• **Dataset records**
++++++

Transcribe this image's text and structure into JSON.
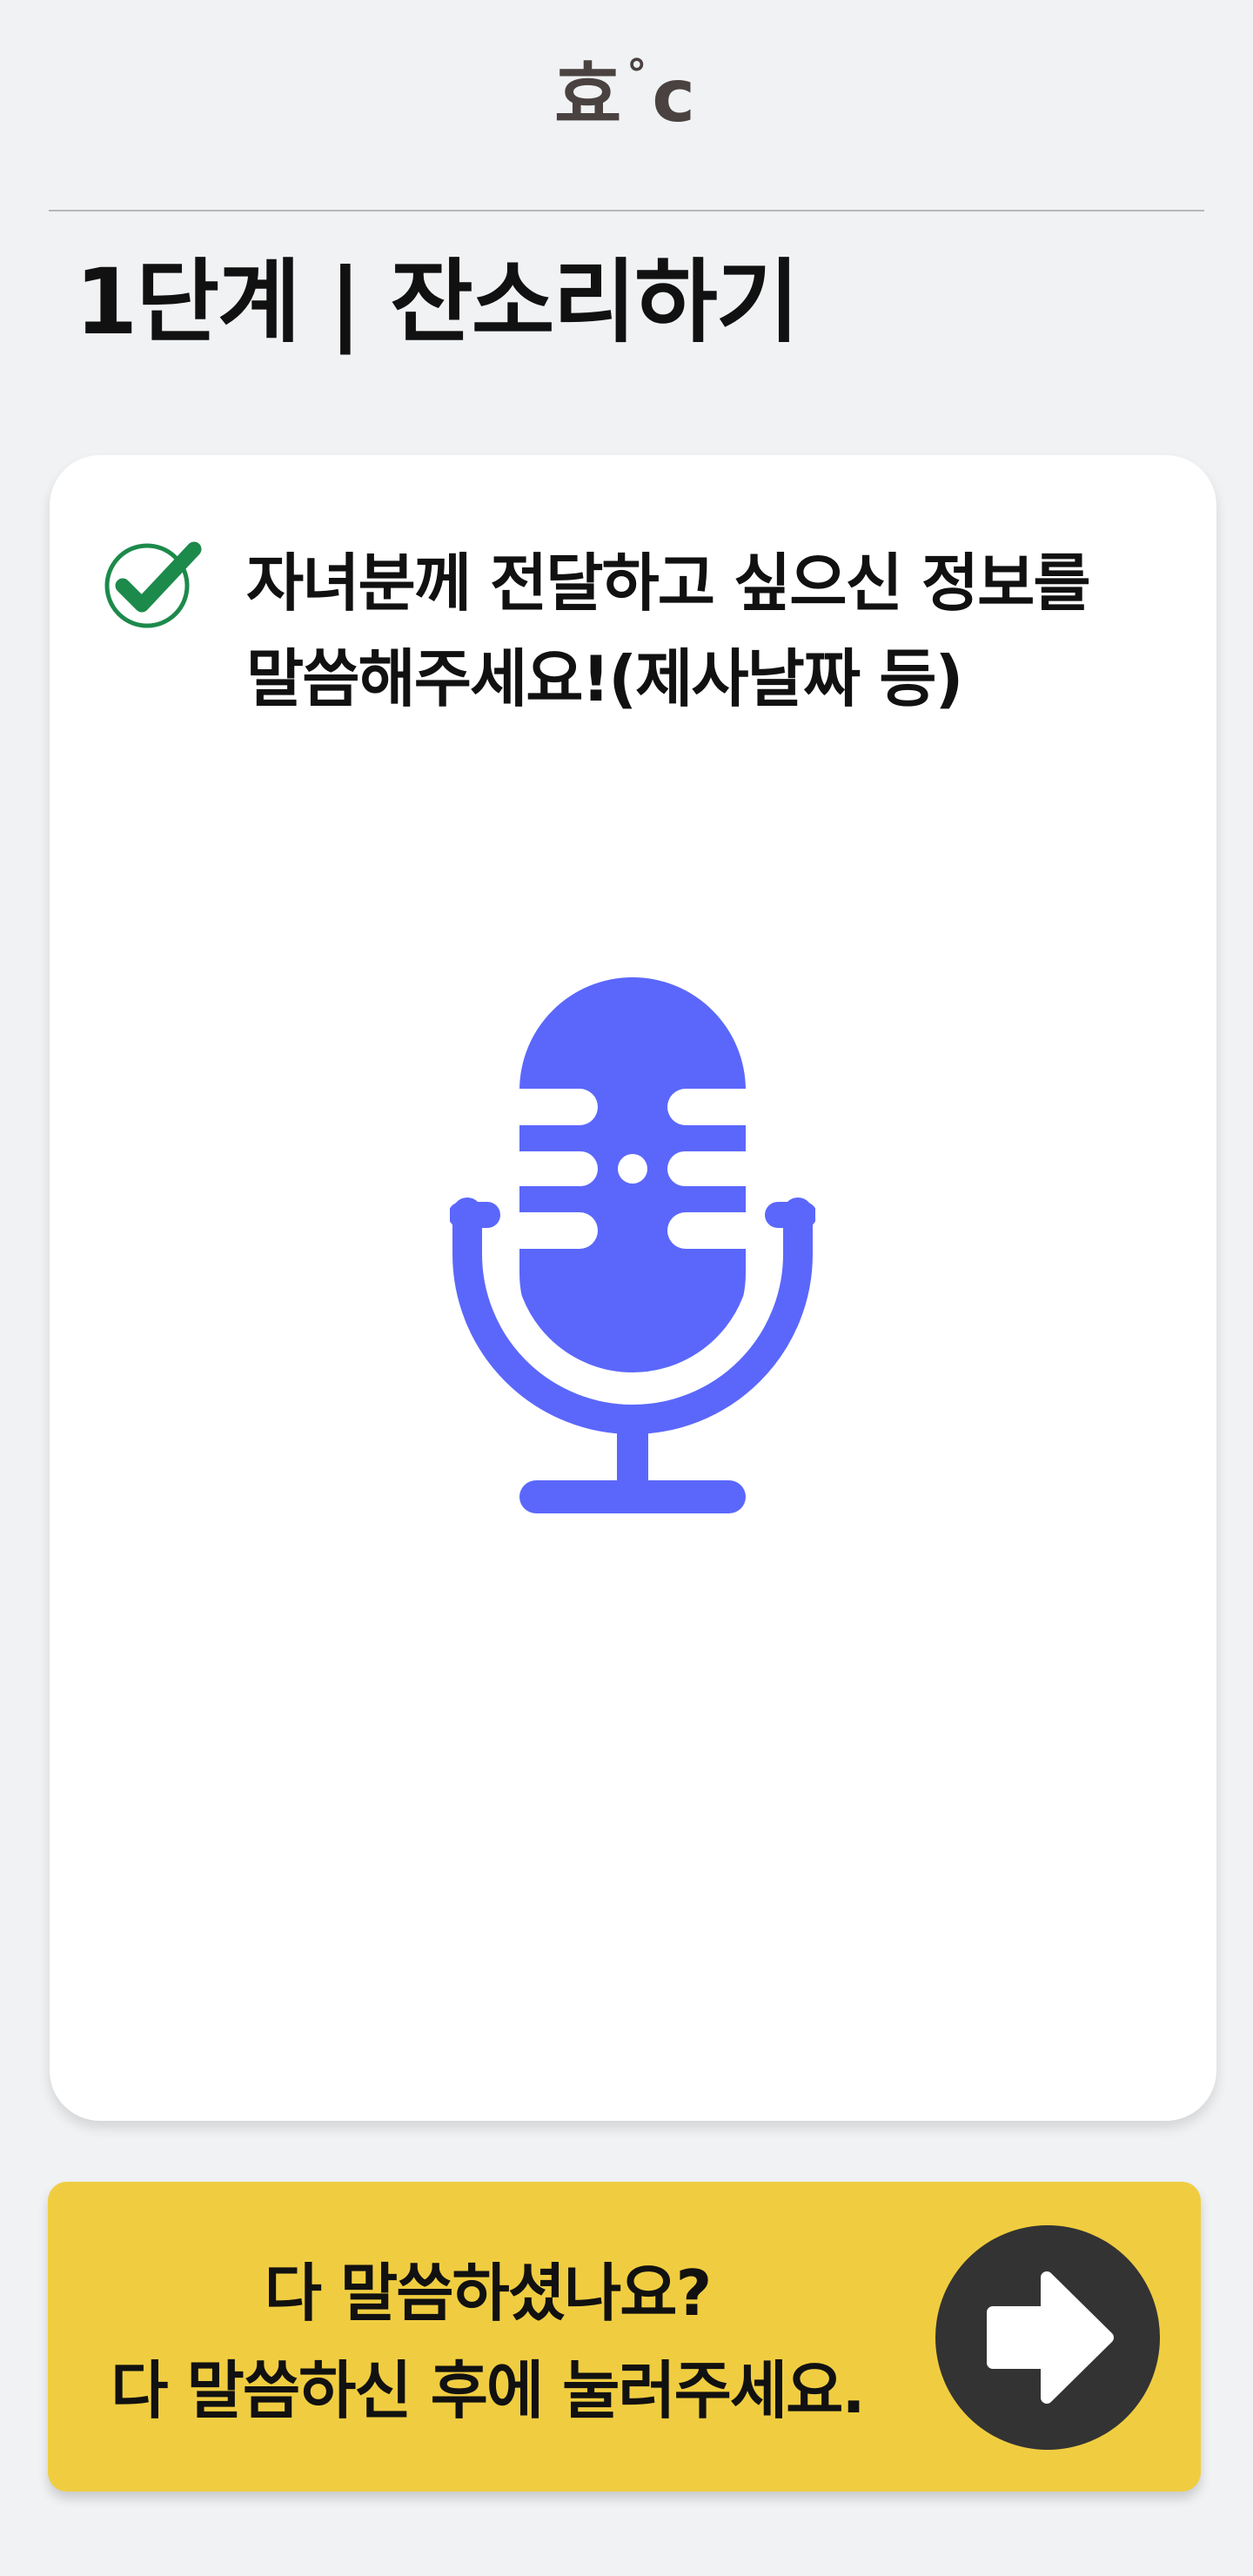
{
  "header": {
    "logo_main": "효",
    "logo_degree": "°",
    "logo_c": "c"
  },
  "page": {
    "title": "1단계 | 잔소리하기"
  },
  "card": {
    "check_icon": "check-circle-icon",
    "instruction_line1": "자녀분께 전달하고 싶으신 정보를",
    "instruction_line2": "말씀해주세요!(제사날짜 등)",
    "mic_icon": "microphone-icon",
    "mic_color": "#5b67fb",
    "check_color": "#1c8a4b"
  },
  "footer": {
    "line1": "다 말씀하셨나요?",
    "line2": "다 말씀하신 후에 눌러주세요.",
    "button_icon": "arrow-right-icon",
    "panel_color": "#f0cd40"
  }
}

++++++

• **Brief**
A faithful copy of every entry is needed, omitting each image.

• **Finished exercise**
Transcribe this image's text and structure into JSON.
{
  "header": {
    "logo_main": "효",
    "logo_degree": "°",
    "logo_c": "c"
  },
  "page": {
    "title": "1단계 | 잔소리하기"
  },
  "card": {
    "check_icon": "check-circle-icon",
    "instruction_line1": "자녀분께 전달하고 싶으신 정보를",
    "instruction_line2": "말씀해주세요!(제사날짜 등)",
    "mic_icon": "microphone-icon",
    "mic_color": "#5b67fb",
    "check_color": "#1c8a4b"
  },
  "footer": {
    "line1": "다 말씀하셨나요?",
    "line2": "다 말씀하신 후에 눌러주세요.",
    "button_icon": "arrow-right-icon",
    "panel_color": "#f0cd40"
  }
}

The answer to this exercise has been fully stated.